The Third Avenue improvements project is fully designed and ready to go to bid, but questions linger about the design’s safety and the Haines Borough Planning Commission’s lack of input.

The project, which has been in the works for four years, will improve the surface of the road and road base and add sidewalks, rolled curbs, a crosswalk and storm drains. It also will remove the retaining wall along the Haisler’s Hardware parking lot.

The assembly met last week to look at the completed design, when assembly member Debra Schnabel expressed her concern about the project’s sidewalk plans. A sidewalk will run the length of the east side of Third Avenue, but on the west side, sidewalk isn’t planned to connect the public library with the sidewalk that runs to the Haines School on Old Haines Highway.

Current design calls for a rolled curb and raised sidewalk from Main Street to the borough administration building parking lot, with a mid-block crosswalk in front of the administration building.

Lack of a sidewalk in front of Mountain Market, an area pedestrians frequently use, is a concern, Schnabel said.

Public facilities director Carlos Jimenez, however, said the planned crosswalk in front of the administration building solves that problem, as people can cross the street and use the sidewalk on the opposite side. “I just didn’t think a sidewalk would be important to have there because you’re inviting people to walk where people currently drive,” he said.

Schnabel said it doesn’t make sense to her to force pedestrians to cross in the middle of the street instead of providing a walkway. “Apparently this community thinks it is safer for pedestrians to cross Third Avenue at a crosswalk than it is to provide a walkway along the side of the road,” Schnabel said.

Jimenez said a raised sidewalk wouldn’t work in front of Mountain Market because of the grade of the parking lot, and it would demand specific openings for entering and exiting the lot.

Mike Borcik, operations manager of Mountain Market, said he didn’t want the new design to “create an obstacle course” for customers.

“Forcing customers to pull in and out of two access points and maneuver in the remaining space left between the island formed by a squared, curbed sidewalk would force our customers to jockey their vehicles in a relatively tight space,” Borcik said.

“Historically, our present situation works and works well, and there haven’t been problems with traffic or pedestrians,” Borcik added.

Jimenez said in addition to making the parking lot more cramped, a raised sidewalk also makes for more difficult snow plowing. “The reason we decided to go with the design of the rolled curb is to allow for snow plowing with less damage to the sidewalks. It’s hard to plow a raised curb area,” he said.

Planning Commission chair Rob Goldberg said in an interview last week that the commission never got a chance to look at the Third Avenue designs, and likely would have submitted the same sort of comments they have given to similar state projects.

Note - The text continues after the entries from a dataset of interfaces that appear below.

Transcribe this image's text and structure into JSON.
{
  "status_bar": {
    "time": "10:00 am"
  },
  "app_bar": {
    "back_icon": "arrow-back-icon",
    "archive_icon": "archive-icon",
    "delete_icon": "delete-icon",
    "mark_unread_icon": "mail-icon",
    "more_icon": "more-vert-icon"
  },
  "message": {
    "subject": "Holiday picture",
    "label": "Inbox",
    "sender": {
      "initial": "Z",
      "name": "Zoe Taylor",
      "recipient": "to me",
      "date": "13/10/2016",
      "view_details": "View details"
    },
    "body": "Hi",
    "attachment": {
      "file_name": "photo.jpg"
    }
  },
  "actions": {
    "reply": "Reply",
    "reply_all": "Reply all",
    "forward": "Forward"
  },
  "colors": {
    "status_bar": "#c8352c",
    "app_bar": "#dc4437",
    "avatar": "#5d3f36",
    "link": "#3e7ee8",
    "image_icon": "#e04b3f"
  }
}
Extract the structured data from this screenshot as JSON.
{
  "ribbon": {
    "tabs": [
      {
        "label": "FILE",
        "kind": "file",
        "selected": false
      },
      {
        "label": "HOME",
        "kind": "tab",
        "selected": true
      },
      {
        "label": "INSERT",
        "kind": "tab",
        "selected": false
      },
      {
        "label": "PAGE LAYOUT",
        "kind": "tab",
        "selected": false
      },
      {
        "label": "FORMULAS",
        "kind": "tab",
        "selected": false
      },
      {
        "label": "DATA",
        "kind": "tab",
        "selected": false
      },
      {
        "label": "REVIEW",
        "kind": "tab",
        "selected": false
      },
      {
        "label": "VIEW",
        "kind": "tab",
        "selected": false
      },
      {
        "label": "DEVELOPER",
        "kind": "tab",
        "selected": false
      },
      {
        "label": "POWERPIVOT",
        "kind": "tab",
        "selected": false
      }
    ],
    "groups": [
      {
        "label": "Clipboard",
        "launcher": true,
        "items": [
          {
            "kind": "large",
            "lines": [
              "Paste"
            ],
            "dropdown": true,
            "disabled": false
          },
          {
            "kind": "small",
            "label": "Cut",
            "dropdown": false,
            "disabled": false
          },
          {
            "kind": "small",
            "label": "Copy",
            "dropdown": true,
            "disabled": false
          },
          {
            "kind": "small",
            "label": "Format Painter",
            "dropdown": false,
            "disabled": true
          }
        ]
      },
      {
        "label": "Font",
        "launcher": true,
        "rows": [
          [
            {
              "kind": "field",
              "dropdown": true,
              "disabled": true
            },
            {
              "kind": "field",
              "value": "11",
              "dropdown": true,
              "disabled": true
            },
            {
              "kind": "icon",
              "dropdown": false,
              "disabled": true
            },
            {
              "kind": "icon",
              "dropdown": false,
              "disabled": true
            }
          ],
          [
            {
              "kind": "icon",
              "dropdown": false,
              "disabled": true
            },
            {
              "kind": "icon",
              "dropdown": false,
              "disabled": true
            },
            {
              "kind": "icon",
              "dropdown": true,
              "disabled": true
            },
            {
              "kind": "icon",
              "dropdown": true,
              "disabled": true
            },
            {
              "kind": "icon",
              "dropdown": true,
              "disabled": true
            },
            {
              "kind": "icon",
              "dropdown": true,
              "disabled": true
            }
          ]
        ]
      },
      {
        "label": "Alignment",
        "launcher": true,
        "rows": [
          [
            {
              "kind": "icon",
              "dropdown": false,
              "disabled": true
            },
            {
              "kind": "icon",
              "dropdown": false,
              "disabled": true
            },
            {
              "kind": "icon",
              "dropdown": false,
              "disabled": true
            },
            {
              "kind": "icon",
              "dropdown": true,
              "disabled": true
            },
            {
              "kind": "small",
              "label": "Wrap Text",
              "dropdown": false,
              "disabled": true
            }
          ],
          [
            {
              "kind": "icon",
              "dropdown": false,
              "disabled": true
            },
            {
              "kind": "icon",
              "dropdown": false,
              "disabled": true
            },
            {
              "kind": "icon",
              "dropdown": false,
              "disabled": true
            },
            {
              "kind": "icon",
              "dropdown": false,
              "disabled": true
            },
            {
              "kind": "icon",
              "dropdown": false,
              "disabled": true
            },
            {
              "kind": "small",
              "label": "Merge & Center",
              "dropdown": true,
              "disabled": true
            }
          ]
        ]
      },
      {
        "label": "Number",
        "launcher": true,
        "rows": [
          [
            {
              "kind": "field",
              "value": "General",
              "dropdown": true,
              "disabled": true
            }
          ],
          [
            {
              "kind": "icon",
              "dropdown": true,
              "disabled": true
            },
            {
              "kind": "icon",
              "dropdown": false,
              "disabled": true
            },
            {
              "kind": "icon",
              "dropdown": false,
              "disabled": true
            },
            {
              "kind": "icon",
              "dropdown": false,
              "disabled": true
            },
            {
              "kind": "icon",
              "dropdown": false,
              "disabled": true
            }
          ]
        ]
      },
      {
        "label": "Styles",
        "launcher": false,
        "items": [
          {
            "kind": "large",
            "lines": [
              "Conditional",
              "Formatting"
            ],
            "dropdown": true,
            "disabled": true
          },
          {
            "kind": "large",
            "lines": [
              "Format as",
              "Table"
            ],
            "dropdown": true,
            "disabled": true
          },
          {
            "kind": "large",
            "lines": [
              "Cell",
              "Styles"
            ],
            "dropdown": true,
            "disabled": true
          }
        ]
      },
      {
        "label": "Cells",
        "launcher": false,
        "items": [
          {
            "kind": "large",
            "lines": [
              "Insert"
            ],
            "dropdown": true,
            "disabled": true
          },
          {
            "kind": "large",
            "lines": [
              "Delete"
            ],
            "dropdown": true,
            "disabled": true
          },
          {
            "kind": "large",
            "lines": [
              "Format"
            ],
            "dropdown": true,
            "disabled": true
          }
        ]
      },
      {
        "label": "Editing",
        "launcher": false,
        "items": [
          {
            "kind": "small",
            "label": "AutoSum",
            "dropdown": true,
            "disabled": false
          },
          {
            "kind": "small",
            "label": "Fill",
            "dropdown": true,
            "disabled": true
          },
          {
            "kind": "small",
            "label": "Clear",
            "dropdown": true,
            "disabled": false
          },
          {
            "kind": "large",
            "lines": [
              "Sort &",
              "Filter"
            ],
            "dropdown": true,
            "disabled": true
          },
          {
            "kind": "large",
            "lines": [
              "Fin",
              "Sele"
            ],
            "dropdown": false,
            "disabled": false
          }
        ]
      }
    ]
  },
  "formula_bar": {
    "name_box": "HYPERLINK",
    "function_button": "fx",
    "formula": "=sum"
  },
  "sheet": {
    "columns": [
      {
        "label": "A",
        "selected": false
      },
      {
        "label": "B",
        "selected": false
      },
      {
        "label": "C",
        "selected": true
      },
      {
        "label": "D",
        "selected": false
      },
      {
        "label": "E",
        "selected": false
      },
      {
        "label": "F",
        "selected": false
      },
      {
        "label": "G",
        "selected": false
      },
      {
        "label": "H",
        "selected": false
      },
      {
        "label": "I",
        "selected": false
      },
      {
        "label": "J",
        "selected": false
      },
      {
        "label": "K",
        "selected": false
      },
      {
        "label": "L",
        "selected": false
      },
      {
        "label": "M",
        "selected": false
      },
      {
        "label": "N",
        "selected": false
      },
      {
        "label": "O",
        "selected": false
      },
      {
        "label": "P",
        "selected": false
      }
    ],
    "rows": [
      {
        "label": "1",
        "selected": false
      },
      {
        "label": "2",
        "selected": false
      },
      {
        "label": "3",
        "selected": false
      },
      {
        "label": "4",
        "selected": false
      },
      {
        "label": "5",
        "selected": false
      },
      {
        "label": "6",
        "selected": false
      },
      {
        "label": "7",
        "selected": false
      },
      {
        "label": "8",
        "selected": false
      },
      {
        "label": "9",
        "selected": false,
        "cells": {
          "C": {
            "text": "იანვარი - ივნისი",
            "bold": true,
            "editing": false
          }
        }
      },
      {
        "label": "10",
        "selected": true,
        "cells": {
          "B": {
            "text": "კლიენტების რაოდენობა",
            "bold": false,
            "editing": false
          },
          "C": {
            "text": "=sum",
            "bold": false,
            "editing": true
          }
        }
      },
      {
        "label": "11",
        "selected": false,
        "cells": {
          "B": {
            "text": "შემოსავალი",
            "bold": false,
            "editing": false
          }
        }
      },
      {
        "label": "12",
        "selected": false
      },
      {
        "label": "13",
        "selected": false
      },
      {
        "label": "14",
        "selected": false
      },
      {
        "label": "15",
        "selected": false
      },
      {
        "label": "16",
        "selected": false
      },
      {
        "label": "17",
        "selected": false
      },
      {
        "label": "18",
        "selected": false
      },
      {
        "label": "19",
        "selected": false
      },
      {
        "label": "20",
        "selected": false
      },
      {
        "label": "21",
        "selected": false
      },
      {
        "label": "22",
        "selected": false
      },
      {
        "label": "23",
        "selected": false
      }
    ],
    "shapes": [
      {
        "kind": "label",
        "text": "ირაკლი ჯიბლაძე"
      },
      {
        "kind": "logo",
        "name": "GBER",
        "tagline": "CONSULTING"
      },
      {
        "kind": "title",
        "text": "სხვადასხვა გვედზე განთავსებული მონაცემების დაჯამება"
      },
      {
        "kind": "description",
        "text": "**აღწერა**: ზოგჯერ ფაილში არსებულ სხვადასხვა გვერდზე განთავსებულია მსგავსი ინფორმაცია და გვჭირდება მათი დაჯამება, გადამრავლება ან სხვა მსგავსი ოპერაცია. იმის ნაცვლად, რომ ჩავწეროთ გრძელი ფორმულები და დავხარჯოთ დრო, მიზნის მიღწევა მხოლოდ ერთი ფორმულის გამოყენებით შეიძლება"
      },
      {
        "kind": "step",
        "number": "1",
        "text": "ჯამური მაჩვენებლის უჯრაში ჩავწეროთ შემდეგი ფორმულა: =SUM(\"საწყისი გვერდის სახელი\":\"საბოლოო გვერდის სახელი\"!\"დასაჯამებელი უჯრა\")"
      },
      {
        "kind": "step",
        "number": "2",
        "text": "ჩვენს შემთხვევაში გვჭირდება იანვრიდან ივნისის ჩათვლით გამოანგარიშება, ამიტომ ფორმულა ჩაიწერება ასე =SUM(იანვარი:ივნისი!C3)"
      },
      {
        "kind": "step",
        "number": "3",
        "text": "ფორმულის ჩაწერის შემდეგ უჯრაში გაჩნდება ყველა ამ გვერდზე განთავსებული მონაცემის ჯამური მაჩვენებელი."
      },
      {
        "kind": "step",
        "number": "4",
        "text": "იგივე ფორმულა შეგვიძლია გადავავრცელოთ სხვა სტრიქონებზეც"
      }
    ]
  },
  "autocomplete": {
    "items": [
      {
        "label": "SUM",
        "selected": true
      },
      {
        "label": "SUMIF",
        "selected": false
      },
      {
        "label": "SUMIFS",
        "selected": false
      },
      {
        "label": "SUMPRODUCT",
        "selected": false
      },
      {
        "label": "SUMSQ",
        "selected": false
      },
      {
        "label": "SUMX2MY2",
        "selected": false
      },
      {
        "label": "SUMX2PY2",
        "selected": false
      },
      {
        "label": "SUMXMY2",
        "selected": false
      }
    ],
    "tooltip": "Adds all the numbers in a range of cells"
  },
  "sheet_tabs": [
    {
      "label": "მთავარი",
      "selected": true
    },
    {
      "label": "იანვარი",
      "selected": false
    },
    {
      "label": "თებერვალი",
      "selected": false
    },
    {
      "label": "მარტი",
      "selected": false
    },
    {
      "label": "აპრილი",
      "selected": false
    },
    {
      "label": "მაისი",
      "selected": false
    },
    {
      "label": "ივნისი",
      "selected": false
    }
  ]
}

Goldberg said he likely would have suggested a dedicated entrance and exit for Mountain Market, which is what happened at the Quick Shop parking lot on the Old Haines Highway when the state installed a sidewalk there.

Jimenez took responsibility for not bringing the designs to the planning commission, calling it “an oversight” on his part. “In the future, we’ll definitely try to be more proactive in getting the planning commission on board,” he said.

Mayor Stephanie Scott also said project designs in the future will be brought to assembly members sooner so they can have input during the process.

Jimenez said the project should go out to bid next week. Construction could start as early as May 1, he said.